Tuesday 30 April 2019

The Green Lady of Crathes

Lario Tus/Shutterstock.com
One thing you could never accuse this ghost of is being shy. She has been seen by a whole host of people, including Queen Victoria when she came to stay at Crathes Castle. She may even have been captured on camera as recently as two years ago.

The building itself is a picturesque Jacobean edifice standing on the banks of Loch Leys in Deeside, in the border county of Dumfries and Galloway. Building was started here by Alexander Burnett of Leys in 1550, and not completed until 1590 but its most famous inhabitant – known simply as the Green Lady of Crathes – seems to have been haunting the area long before the castle was constructed. According to some traditions, she may have lived in an earlier castle which stood on the same spot and whose stones were incorporated into the present structure. 

Another – and more widely held – legend states that she was either a servant girl or a ward of the Laird of the present castle, during the late 1500s. Sadly, we have no name for her and she is alleged to have disappeared shortly after giving birth. Givent he cited circumstances, we can hazard a guess as to the identity of the baby's father.

 Whatever the truth of her identity may be, this ghost manifests herself in a particular room which, for obvious reasons is known as the Green Lady’s Room, where – dressed in the green robe that gives her its name - she glides serenely across the floor until she stops by the fireplace and lifts up a baby, apparently out of thin air. She then cradles the infant in her arms. In a sinister turn of events, when renovations were carried out on the room during the 1800s, skeletal remains of a young woman and a baby were discovered under the hearthstone. 

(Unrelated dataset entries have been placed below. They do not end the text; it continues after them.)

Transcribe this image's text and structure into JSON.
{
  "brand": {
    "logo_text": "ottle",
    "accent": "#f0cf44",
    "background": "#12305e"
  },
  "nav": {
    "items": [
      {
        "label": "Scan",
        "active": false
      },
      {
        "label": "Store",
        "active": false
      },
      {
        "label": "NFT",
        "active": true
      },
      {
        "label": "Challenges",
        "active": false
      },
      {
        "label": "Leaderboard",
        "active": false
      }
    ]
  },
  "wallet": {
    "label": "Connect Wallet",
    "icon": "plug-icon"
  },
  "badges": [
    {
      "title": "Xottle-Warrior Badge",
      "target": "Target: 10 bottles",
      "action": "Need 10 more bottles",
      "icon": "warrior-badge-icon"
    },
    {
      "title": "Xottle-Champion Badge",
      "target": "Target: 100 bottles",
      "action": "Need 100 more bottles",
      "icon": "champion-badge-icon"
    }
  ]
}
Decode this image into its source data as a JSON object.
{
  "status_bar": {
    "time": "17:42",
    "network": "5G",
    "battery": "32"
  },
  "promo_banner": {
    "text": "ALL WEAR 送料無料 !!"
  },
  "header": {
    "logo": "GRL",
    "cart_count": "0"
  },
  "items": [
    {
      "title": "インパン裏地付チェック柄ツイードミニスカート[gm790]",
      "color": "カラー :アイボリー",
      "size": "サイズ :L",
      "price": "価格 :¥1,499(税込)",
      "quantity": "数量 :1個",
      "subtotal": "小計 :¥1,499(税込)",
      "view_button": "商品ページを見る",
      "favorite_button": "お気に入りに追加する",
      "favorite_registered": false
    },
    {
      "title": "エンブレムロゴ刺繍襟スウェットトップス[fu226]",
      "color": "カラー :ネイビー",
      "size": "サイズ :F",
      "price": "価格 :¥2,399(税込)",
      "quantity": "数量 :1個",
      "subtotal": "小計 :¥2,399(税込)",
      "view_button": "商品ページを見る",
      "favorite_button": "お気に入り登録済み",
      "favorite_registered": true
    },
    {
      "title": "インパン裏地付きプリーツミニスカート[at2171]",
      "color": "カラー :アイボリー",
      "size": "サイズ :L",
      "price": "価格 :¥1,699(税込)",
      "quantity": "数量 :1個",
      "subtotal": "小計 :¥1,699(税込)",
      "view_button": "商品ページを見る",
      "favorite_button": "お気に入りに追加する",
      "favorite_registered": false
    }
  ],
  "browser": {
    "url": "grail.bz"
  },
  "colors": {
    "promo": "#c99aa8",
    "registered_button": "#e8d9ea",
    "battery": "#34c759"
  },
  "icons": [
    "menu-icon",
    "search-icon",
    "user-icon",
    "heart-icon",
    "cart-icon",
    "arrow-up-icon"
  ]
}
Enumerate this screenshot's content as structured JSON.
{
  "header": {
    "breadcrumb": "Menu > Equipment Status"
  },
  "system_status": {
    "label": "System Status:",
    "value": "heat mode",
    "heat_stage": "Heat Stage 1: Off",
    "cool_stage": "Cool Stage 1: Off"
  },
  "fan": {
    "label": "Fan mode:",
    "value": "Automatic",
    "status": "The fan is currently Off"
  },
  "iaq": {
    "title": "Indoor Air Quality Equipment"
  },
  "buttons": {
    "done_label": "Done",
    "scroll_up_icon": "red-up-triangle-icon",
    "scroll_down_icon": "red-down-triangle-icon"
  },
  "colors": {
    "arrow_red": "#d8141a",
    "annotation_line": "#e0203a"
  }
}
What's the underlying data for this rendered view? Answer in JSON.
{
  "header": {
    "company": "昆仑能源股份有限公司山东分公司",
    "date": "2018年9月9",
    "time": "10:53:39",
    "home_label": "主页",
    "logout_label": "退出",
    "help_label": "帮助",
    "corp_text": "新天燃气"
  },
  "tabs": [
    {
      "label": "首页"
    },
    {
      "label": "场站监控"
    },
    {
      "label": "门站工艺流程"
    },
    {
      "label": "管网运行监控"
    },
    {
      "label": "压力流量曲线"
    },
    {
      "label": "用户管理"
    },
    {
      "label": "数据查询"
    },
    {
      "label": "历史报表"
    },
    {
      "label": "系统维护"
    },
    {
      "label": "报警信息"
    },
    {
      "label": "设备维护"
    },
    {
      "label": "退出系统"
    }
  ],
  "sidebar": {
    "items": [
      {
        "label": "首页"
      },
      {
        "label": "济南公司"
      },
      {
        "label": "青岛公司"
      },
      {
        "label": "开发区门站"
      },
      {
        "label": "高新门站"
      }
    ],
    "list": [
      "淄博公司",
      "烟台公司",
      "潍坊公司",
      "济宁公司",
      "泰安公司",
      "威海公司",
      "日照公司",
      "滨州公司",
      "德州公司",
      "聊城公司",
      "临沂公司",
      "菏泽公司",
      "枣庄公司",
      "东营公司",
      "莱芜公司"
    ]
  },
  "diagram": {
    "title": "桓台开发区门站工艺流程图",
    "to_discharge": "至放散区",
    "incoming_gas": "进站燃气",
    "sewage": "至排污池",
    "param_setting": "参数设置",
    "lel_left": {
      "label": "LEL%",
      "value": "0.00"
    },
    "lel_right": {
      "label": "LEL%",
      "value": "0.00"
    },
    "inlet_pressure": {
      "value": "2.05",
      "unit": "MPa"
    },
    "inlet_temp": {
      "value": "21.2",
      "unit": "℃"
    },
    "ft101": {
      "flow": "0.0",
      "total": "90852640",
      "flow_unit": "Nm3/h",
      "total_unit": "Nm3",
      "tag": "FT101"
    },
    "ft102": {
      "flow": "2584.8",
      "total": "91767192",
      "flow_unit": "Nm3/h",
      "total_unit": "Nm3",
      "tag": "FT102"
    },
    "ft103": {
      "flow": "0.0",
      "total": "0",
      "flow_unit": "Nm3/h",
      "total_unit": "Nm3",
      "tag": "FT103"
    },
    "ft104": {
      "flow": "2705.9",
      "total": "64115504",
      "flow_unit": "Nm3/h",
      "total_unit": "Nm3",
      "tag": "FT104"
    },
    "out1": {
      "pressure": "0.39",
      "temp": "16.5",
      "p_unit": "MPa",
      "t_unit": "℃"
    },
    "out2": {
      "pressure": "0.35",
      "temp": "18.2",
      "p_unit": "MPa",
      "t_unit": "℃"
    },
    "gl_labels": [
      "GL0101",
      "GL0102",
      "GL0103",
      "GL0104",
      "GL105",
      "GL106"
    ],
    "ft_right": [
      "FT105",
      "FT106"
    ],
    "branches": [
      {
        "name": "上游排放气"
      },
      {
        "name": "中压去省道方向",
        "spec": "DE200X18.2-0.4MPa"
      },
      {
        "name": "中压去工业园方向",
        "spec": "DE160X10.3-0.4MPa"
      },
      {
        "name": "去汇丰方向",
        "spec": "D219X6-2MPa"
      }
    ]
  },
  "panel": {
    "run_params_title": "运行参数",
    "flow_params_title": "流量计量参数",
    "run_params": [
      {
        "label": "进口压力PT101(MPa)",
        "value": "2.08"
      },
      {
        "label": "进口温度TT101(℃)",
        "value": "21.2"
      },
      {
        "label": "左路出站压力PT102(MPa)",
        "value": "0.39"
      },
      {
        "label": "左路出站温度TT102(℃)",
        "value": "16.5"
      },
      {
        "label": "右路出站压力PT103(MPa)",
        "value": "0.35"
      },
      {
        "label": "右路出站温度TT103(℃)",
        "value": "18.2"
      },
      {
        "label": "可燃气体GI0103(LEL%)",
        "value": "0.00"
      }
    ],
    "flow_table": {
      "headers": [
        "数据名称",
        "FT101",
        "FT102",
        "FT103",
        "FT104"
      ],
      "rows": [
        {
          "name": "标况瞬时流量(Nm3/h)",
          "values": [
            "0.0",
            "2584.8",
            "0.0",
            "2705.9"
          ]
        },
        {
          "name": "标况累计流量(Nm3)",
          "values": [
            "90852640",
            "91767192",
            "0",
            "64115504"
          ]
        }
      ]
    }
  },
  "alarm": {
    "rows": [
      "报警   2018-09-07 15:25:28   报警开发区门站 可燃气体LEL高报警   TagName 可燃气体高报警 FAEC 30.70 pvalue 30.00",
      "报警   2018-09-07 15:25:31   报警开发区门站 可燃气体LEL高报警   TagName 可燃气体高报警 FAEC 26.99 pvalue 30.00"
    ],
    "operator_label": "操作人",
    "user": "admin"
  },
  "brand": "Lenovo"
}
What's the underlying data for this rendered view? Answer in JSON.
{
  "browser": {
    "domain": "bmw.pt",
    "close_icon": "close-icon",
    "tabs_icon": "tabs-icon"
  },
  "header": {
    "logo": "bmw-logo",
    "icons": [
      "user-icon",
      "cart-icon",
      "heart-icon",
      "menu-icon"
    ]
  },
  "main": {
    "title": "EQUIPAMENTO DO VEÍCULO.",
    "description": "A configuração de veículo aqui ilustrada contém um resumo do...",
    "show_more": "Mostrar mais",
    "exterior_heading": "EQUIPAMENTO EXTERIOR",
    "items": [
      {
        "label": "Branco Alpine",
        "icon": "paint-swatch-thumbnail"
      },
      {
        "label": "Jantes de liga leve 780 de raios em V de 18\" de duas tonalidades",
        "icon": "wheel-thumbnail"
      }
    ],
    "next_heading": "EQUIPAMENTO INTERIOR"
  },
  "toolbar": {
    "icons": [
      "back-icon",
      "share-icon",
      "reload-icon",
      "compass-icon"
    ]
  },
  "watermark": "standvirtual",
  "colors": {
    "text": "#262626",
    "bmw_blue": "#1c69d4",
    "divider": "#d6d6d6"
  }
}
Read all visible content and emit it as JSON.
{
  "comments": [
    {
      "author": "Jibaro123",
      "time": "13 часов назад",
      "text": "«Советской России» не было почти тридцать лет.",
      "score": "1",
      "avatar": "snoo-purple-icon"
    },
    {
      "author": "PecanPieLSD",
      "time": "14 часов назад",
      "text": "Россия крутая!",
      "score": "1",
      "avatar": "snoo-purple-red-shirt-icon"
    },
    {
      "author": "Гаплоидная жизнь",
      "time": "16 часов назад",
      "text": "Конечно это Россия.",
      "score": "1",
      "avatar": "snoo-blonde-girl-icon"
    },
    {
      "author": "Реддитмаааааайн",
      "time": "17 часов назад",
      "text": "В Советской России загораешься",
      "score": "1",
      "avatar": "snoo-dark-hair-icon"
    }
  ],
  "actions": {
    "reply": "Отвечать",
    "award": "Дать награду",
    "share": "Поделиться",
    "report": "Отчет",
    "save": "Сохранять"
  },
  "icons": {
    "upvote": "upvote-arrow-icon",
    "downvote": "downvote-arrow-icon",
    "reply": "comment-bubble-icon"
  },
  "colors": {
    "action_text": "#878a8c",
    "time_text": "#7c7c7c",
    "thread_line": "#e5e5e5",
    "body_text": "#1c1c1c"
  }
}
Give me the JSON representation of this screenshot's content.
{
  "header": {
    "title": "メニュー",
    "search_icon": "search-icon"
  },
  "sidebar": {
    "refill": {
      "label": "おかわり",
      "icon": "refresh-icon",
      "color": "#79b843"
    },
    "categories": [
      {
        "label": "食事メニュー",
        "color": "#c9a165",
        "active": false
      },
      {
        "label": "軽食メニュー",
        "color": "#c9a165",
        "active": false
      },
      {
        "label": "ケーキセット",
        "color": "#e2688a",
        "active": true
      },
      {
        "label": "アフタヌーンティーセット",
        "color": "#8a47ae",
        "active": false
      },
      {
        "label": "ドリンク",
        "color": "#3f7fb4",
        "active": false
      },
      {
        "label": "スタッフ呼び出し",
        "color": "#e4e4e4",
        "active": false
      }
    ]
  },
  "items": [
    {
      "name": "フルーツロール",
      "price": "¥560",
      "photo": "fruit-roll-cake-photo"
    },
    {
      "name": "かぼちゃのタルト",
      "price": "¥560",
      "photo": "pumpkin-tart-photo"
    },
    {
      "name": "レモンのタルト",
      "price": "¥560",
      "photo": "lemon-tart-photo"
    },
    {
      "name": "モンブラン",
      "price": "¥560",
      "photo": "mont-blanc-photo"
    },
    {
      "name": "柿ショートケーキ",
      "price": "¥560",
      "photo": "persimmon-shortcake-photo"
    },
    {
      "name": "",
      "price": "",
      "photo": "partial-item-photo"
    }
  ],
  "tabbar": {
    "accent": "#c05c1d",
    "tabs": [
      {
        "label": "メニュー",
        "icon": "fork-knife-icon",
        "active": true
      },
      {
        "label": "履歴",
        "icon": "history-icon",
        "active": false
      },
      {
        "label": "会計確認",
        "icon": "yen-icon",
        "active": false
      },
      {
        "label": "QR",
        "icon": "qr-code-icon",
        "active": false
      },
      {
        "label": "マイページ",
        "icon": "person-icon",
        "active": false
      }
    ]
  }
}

The Green Lady never threatens or harms anyone although her sudden appearance is signalled by temperature fluctuations and some visitors have reported feeling a palpable sense of dread on entering her room. However, she has been known to appear to members of the Burnett family, and to them she represents a warning of impending death or other disaster.

In November of 2016 a photograph, taken by Bill Andrew of his family outside the castle, shows a ghostly figure in the doorway behind. Apparently, there has been something of an upsurge in paranormal activity at the castle of late.

The castle does seem to be something of a hive of supernatural activity and the Green Lady isn’t the only spectral presence. Archives record the frightening appearance of a luminous block of ice, moving as if it were a human walking. Not surprisingly these appearances go hand in hand with a sharp and dramatic drop in temperature.

A further ghost – known as the White Lady – turns up from time to time. She is thought to be Alexander Burnett’s young lover, Bertha. Burnett’s mother – Lady Agnes - deemed her unworthy of becoming her son’s wife and poisoned her.

Lady Agnes also haunts the castle and returns on the anniversary of her death.

The castle is now owned by the National Trust for Scotland, having been given to them by the Burnett family in 1951, and is a popular tourist destination. It is famed for its incredible, ornate painted ceilings and magnificent furniture, as well as possessing extensive, beautiful grounds and gardens. Certainly one to put on your list of places to visit this summer.

May all your ghostly encounters be friendly ones...


  1. Will this be the subject of an upcoming book, Cat? Would make a great Historical (Non?) Fiction. You could fill in all the blanks on the Green Lady's story. Just something to think about.
    A really great post - I want to know more. Perhaps I will have to plan a visit myself. I'd love that!

    1. Thanks, Kabrini Message. I haven't planned it as a story but you never know... Scotland has so many ghosts and haunted places it's difficult to choose. I am still working my way around Edinburgh's spooky Old Town

  2. This is so interesting, but the line about the woman and child's bones behind the hearthstone . . . oh, that's sad!

    1. Yes, it is sad, isn't it, Priscilla? And not the first time I have learned of such a discovery either.